Tilden, the former chief architect for rail’s consultant, told KHON2 they could even change the design and bring the rest of it down to street level.
So how did Honolulu get what’s essentially a giant bridge system for rapid transit?
Tilden recalls: “Very little attention was paid to the alternatives analysis. There was a preconceived notion from the client that they were going to build heavy rail. It was elevated, and they gave short shrift to any alternative. As soon as we started seeing they were going to put it all up on the guideway structure, the alarm bells went off. We said it’s going to cost a heck of a lot of money.
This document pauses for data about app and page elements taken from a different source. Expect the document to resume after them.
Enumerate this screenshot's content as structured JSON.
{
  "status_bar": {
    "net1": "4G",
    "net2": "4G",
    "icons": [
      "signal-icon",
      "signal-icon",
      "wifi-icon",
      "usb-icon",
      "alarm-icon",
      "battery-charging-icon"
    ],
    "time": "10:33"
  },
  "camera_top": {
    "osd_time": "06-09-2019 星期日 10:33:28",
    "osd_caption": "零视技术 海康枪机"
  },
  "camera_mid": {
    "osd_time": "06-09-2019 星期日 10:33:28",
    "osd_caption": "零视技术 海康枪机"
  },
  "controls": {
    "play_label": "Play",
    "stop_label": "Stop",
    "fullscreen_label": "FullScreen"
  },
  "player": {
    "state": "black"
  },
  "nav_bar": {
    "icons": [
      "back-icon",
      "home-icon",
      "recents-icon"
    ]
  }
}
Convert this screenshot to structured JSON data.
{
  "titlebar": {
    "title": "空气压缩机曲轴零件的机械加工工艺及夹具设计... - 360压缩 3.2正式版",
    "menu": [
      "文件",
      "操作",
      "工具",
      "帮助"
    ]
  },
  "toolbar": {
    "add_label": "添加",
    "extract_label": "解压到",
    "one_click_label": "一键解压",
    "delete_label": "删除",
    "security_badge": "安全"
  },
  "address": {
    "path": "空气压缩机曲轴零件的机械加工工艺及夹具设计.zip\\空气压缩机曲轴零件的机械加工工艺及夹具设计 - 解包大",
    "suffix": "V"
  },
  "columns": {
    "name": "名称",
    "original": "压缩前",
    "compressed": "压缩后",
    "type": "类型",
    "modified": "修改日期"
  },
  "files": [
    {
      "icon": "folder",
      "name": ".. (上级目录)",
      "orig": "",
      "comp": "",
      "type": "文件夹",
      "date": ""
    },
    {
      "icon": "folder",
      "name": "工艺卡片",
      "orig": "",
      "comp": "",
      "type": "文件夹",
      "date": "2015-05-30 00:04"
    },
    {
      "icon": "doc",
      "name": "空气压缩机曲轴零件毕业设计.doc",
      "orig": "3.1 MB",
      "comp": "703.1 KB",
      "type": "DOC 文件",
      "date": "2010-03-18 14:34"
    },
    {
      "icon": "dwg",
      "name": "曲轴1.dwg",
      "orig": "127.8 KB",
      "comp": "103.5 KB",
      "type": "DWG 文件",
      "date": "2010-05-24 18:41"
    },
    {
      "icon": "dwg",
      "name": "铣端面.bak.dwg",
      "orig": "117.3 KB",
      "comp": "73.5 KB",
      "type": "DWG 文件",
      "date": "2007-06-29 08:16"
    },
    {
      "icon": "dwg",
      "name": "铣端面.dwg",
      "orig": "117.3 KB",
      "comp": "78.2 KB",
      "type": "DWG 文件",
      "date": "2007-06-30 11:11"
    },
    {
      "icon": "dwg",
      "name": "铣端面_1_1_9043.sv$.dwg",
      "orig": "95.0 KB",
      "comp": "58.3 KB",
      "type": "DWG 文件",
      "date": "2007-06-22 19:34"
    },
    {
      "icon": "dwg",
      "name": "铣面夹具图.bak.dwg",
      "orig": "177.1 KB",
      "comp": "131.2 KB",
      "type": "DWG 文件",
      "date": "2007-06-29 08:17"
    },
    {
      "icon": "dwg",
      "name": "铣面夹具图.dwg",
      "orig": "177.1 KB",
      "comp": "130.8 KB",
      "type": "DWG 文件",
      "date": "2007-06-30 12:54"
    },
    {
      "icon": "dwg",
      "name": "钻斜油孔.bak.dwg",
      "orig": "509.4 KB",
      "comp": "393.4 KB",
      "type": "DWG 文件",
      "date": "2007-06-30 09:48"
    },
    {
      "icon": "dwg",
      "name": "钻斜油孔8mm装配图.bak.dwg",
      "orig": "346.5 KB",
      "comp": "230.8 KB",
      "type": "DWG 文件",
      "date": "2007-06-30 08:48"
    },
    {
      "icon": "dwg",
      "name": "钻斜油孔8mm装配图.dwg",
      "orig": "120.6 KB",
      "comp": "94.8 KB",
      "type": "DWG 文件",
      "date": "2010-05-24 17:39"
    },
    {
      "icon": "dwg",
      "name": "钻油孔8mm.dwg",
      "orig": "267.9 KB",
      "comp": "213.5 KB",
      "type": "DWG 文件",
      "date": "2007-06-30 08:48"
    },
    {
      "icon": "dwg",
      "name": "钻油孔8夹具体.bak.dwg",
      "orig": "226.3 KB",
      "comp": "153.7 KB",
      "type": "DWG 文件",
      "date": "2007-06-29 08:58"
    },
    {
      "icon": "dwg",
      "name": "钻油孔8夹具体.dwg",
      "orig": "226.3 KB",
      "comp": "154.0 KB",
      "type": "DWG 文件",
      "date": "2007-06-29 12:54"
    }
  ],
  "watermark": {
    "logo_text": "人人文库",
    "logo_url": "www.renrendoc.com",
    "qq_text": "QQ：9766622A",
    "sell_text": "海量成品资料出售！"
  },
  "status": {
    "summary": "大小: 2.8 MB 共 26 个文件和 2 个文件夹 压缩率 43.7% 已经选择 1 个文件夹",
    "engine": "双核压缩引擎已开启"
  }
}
“If the project were to do the right thing, it would be to go to the federal government and say look, this thing is costing so much more money, we can’t afford it. Of course the feds will let you modify it,” Tilden said. “Even when you’re trying to put the darn thing up, you’re screwing up with settlements and plinths (which Kiewit is substituting with shims), and cracks. The answer is as clear as can be: bring it into the city, put it at grade and run it at grade, period.”
The Federal Transit Administration confirmed to Always Investigating that projects are allowed to make changes. But at what expense to the federal share of funds?
“If any modifications are proposed, it will need to evaluate them before determining the impact on the federal funding,” the FTA said in a statement. “FTA will continue to work with HART and the City and County of Honolulu to ensure the successful completion of the project.”
“Twenty-some cities and none of them, none of them chose an all-elevated system,” Tilden said of other recent U.S. rail projects. “All of them only had at most had very short segments of the alignment elevated to get over highways, rivers, what have you.”
Whatever form the project takes after such changes, the city still is obligated to finish the job and would have to pay back the feds if the project were to be abandoned undone.
“FTA’s FFGA (Full Funding Grant Agreement) requires completion of the project or repayment of federal funds if the project is terminated,” FTA told Always Investigating.
“What about coming down to at grade, whether at Dillingham (Boulevard) or town and beyond, and continuing the full segment?” Always Investigating asked Mayor Caldwell.
“That question is asked all the time and I think it’s a really good question to ask and here is the issue,” Caldwell said. “This system is going to go an average of 30 miles an hour, no matter what traffic problems are at grade. So if it comes to town, and you’ve got trains coming into a station every five minutes, three trains with potentially 800 people, probably more like 500-600, you have to stop at intersections. It has to go slower, and everything piles into each other. It gets backed up and you’re not going fast. People want to know, ‘I can get from Kroc Center to Ala Moana Center in 42 minutes, no matter what’s happening at grade.’
“It would probably be cheaper, (but) it wouldn’t be faster,” Caldwell added. “People wouldn’t ride it.”
State of FTA funding
The federal share of the rail project is supposed to be $1.5 billion, but issuance of the installment payments to Honolulu has gotten a bit backed up. Honolulu has yet to receive payments for fiscal year 2015 and fiscal year 2016.
FTA told Always Investigating: “Until FTA receives and approves a revised project cost estimate, schedule, and financial plan which includes a commitment of all of the local funds needed to cover that cost estimate, FTA cannot award the FY2015 or FY2016 increments of New Starts (Section 5309) funds under the terms of the Full Funding Grant Agreement.
“In the fall of 2015, FTA communicated to HART and Mayor Caldwell that additional information is needed before we can fully validate HART’s revised cost and schedule,” FTA added. “While FTA has received some updated information since then, HART has undertaken additional efforts to further refine its cost and schedule information. FTA anticipates receipt of HART’s updated financial plan soon. The plan is required to demonstrate that the sources of funds committed to the project are sufficient to cover the cost of the project.”